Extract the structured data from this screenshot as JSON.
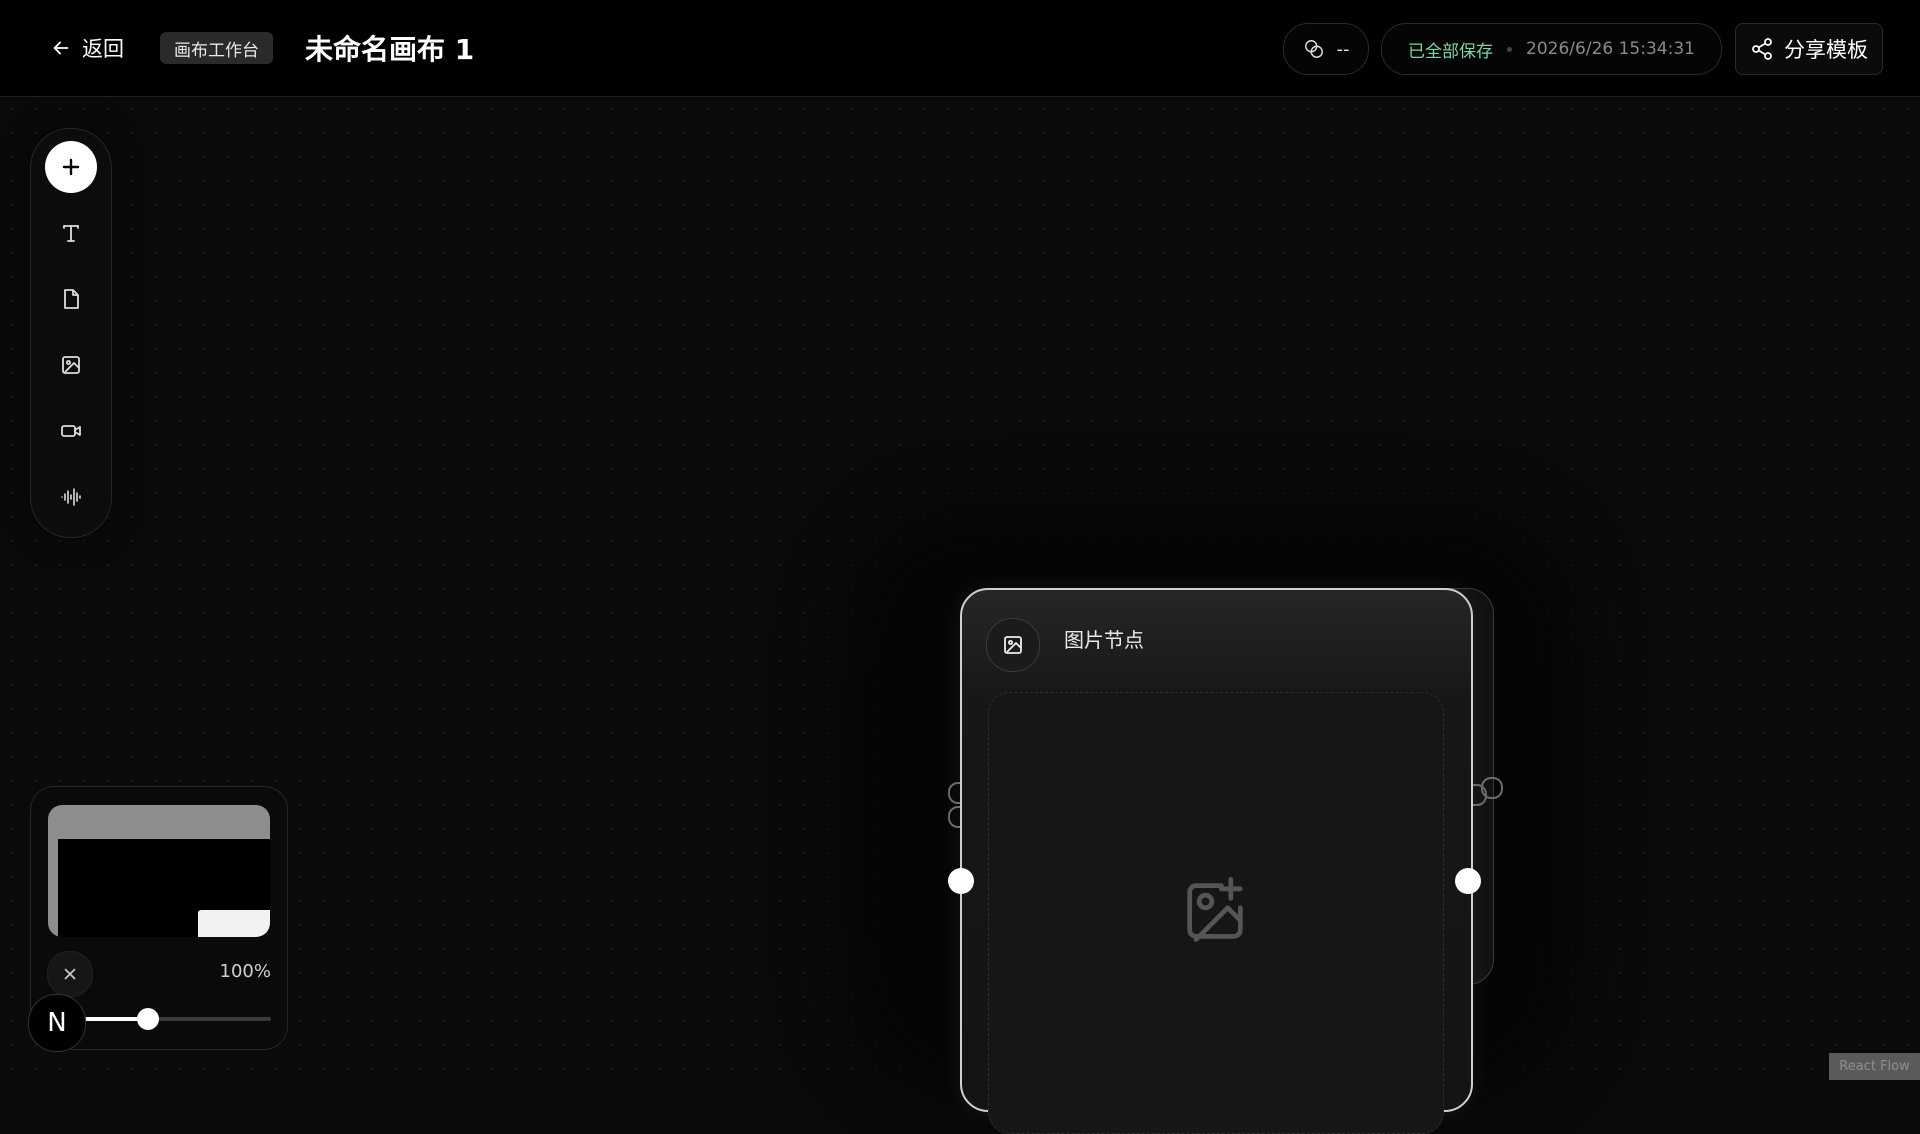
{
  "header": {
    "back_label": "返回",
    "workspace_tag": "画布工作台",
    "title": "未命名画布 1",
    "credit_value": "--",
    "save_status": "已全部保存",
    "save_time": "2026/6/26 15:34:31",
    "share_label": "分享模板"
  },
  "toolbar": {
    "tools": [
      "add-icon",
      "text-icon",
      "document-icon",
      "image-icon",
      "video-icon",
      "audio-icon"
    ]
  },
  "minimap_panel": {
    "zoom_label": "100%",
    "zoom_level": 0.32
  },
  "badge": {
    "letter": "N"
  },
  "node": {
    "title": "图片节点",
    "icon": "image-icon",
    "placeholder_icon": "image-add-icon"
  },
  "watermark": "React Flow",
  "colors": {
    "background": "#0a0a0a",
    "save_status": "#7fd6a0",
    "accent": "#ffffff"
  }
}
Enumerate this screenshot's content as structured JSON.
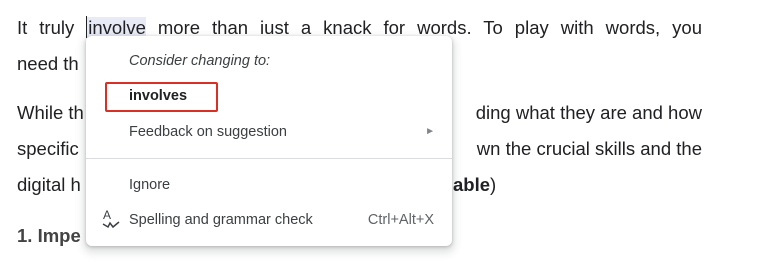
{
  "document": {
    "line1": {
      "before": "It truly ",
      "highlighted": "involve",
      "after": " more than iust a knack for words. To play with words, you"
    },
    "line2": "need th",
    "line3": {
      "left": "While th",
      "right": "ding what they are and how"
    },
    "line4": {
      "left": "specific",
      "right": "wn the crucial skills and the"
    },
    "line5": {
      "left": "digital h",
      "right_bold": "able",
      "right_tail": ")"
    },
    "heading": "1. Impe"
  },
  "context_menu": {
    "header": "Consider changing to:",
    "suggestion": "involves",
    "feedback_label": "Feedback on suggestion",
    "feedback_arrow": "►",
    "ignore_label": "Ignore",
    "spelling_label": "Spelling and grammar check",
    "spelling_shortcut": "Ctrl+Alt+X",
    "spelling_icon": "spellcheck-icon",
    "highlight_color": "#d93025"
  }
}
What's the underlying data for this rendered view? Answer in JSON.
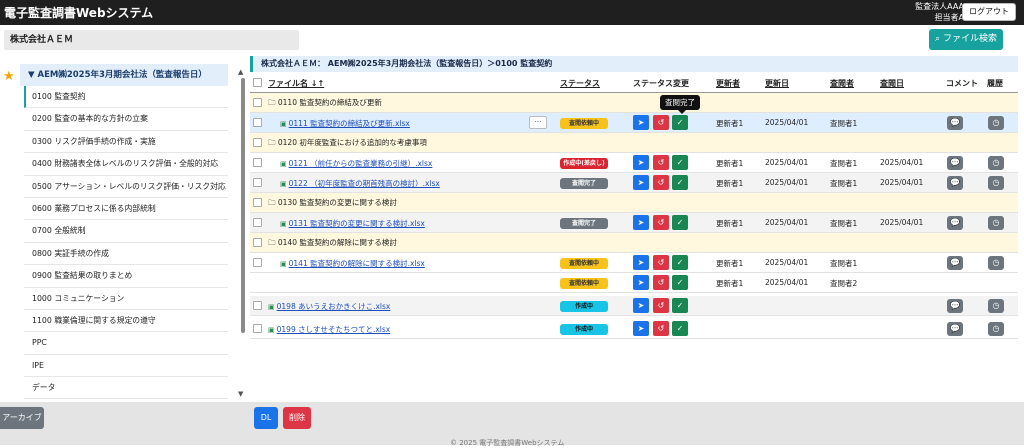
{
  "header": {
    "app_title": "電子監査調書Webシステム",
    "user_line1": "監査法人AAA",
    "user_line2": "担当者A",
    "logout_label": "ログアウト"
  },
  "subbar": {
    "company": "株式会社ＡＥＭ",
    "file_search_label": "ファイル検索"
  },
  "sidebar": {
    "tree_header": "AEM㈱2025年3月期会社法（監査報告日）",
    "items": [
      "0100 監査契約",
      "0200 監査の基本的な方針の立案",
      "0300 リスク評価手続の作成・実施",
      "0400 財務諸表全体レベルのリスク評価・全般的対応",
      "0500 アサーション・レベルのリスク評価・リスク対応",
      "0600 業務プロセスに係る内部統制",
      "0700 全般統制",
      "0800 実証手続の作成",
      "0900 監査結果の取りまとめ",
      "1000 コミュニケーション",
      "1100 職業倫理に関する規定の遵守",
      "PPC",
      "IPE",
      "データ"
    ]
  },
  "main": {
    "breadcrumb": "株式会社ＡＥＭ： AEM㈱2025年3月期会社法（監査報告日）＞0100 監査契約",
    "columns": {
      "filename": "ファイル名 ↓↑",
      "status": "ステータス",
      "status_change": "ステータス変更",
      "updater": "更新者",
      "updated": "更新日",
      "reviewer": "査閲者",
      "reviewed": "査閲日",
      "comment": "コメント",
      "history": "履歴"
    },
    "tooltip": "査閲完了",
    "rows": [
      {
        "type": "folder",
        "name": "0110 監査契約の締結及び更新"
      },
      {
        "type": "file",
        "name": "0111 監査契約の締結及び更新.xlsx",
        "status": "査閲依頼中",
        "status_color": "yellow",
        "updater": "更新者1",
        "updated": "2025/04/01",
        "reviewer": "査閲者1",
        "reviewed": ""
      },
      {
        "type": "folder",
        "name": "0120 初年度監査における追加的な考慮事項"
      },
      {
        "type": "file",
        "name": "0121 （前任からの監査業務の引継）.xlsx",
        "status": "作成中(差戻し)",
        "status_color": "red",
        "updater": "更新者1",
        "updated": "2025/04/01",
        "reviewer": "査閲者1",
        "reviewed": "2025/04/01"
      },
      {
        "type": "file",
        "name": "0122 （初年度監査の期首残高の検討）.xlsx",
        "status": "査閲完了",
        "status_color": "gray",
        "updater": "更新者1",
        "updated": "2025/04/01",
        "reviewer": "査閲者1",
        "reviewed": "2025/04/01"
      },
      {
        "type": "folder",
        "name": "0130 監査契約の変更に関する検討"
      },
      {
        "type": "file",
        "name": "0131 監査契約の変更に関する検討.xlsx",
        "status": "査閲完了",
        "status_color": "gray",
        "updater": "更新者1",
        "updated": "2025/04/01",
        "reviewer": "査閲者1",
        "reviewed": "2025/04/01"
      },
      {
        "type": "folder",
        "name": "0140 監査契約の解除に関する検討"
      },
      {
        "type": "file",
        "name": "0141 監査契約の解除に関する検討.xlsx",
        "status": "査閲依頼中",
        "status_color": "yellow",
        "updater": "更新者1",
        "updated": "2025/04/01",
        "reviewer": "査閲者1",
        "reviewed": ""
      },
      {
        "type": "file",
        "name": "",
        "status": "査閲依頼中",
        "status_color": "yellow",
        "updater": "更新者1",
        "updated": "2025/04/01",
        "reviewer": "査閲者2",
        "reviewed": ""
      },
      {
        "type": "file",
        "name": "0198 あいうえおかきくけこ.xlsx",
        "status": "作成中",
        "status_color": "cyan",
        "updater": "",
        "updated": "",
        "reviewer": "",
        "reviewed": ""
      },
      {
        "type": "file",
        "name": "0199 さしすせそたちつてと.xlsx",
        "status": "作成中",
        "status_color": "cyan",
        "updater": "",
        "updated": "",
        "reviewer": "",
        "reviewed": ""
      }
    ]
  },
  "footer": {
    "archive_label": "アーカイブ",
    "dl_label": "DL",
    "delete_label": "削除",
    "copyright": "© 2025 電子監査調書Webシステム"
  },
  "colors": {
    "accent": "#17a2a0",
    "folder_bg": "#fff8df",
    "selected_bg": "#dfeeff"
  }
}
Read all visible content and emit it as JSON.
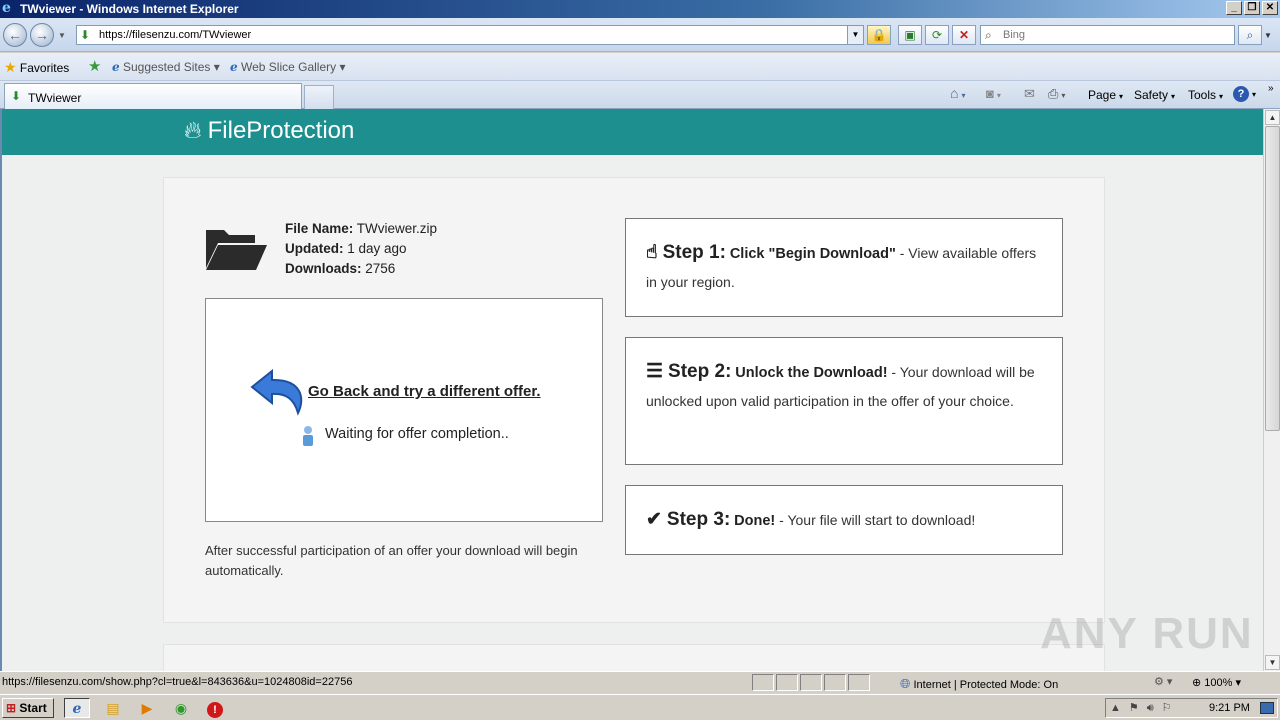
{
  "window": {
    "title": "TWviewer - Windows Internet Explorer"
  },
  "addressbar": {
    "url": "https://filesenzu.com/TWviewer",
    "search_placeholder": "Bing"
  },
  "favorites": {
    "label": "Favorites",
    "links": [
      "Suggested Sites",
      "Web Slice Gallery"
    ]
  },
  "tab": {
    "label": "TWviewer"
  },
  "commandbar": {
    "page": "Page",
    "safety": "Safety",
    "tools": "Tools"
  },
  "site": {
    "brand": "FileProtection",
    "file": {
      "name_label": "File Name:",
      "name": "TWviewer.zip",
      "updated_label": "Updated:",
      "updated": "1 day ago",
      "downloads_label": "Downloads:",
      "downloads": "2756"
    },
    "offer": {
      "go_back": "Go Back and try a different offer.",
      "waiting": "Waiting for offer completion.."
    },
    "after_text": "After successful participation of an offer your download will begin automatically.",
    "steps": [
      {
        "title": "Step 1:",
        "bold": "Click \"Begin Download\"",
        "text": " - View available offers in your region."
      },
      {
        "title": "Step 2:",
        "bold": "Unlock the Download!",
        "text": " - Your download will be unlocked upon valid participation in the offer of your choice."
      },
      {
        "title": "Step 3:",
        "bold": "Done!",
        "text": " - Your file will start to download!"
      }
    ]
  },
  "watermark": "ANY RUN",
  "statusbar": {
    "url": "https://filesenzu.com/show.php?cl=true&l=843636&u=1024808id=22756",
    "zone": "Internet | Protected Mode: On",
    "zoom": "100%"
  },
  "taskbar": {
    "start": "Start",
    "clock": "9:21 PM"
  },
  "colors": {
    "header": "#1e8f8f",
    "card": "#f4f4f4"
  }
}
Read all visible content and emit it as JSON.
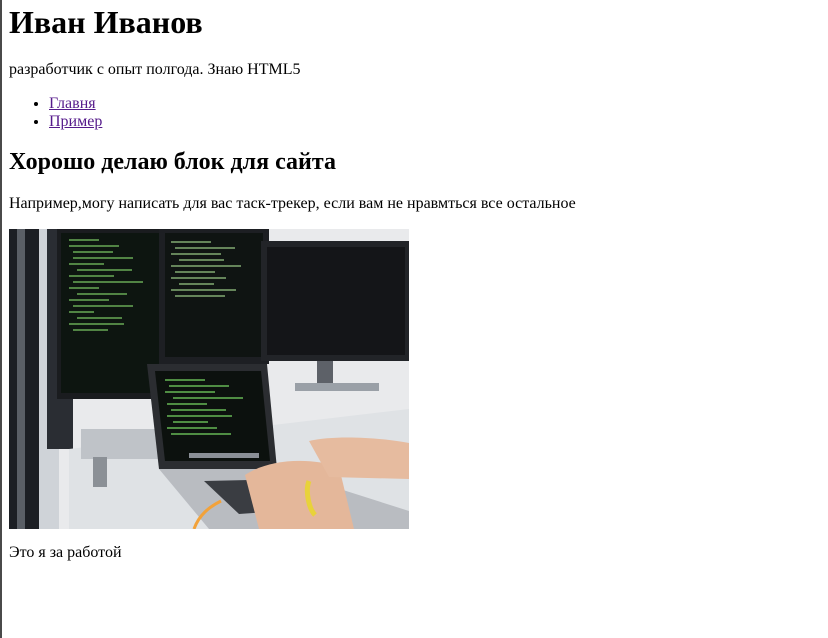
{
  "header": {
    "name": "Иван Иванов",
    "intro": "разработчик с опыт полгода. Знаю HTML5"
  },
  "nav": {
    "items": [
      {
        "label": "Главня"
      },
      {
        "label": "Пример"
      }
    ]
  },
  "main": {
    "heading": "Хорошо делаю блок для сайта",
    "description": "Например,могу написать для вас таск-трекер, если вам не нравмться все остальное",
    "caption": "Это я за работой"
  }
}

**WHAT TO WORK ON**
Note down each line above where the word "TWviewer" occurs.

**RESULT OF THIS EXERCISE**
    "title": "TWviewer - Windows Internet Explorer"
    "url": "https://filesenzu.com/TWviewer",
    "label": "TWviewer"
      "name": "TWviewer.zip",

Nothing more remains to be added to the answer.